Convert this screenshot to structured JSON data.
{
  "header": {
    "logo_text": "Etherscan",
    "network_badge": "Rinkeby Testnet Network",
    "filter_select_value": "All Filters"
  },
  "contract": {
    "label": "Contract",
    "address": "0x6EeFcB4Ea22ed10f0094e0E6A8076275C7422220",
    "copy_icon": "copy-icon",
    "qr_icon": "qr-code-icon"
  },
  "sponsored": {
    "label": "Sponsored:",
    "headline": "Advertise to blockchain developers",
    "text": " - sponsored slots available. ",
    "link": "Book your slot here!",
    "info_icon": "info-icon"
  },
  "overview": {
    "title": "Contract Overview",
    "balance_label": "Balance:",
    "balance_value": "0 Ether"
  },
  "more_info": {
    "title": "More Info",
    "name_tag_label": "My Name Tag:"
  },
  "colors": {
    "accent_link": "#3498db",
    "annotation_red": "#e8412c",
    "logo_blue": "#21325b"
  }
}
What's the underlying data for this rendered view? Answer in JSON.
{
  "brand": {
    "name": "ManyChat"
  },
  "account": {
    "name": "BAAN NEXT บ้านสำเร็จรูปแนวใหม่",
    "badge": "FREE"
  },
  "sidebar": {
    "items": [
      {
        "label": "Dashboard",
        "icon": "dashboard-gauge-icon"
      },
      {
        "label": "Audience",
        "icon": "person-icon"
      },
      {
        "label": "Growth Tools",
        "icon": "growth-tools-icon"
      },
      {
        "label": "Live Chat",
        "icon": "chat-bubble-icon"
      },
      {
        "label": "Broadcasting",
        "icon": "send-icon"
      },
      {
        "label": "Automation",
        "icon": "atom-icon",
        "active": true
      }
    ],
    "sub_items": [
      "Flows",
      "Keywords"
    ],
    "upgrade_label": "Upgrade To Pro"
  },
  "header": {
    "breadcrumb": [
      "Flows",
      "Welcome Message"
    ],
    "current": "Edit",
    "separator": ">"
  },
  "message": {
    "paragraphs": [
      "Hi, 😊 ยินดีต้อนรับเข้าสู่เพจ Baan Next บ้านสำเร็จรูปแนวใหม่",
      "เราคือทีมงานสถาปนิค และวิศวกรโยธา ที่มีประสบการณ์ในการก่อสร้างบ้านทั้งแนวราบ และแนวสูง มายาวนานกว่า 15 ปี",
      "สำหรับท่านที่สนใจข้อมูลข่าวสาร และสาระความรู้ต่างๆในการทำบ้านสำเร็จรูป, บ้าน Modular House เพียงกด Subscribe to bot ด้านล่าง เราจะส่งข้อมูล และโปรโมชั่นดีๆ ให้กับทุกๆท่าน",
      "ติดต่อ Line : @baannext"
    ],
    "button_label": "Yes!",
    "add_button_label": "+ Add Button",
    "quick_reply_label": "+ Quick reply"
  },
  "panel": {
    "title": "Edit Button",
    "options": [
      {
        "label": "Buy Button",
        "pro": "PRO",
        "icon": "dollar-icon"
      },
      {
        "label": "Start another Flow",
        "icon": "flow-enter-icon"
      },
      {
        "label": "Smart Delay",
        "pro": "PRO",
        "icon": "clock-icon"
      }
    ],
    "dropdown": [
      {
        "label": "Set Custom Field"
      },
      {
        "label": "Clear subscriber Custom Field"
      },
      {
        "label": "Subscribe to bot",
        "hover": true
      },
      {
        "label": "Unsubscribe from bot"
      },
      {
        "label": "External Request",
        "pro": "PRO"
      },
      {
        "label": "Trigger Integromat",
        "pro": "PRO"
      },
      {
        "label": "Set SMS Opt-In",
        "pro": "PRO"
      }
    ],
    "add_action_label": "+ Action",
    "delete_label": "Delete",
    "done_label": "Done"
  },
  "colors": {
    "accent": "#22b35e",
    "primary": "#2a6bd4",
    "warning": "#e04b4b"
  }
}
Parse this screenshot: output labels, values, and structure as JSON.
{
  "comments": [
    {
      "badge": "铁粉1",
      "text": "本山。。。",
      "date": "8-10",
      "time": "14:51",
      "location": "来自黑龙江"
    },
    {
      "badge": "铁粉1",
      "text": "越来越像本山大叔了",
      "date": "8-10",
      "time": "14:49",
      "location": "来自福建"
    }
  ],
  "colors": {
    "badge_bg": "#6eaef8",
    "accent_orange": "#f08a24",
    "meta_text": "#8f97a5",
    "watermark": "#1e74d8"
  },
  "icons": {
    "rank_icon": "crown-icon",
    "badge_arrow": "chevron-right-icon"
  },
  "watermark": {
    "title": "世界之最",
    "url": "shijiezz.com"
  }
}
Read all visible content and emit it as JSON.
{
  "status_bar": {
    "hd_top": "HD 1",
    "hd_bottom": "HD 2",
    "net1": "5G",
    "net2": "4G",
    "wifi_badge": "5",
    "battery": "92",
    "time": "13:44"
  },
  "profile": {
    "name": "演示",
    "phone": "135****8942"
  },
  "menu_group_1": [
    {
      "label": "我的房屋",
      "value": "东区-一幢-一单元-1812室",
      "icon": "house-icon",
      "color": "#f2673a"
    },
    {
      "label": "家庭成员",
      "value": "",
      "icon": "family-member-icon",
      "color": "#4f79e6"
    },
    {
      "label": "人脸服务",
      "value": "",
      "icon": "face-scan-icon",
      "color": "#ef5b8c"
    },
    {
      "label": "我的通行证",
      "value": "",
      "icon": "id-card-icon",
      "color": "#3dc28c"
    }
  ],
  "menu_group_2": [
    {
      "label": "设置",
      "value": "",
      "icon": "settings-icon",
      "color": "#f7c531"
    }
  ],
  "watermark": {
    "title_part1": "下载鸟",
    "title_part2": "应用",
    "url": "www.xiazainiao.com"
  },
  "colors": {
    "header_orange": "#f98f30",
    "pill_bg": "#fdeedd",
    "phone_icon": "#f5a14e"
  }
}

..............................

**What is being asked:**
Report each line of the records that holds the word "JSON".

**Solution to the problem:**
Convert this screenshot to structured JSON data.
What's the underlying data for this rendered view? Answer in JSON.
Parse this screenshot: output labels, values, and structure as JSON.
Read all visible content and emit it as JSON.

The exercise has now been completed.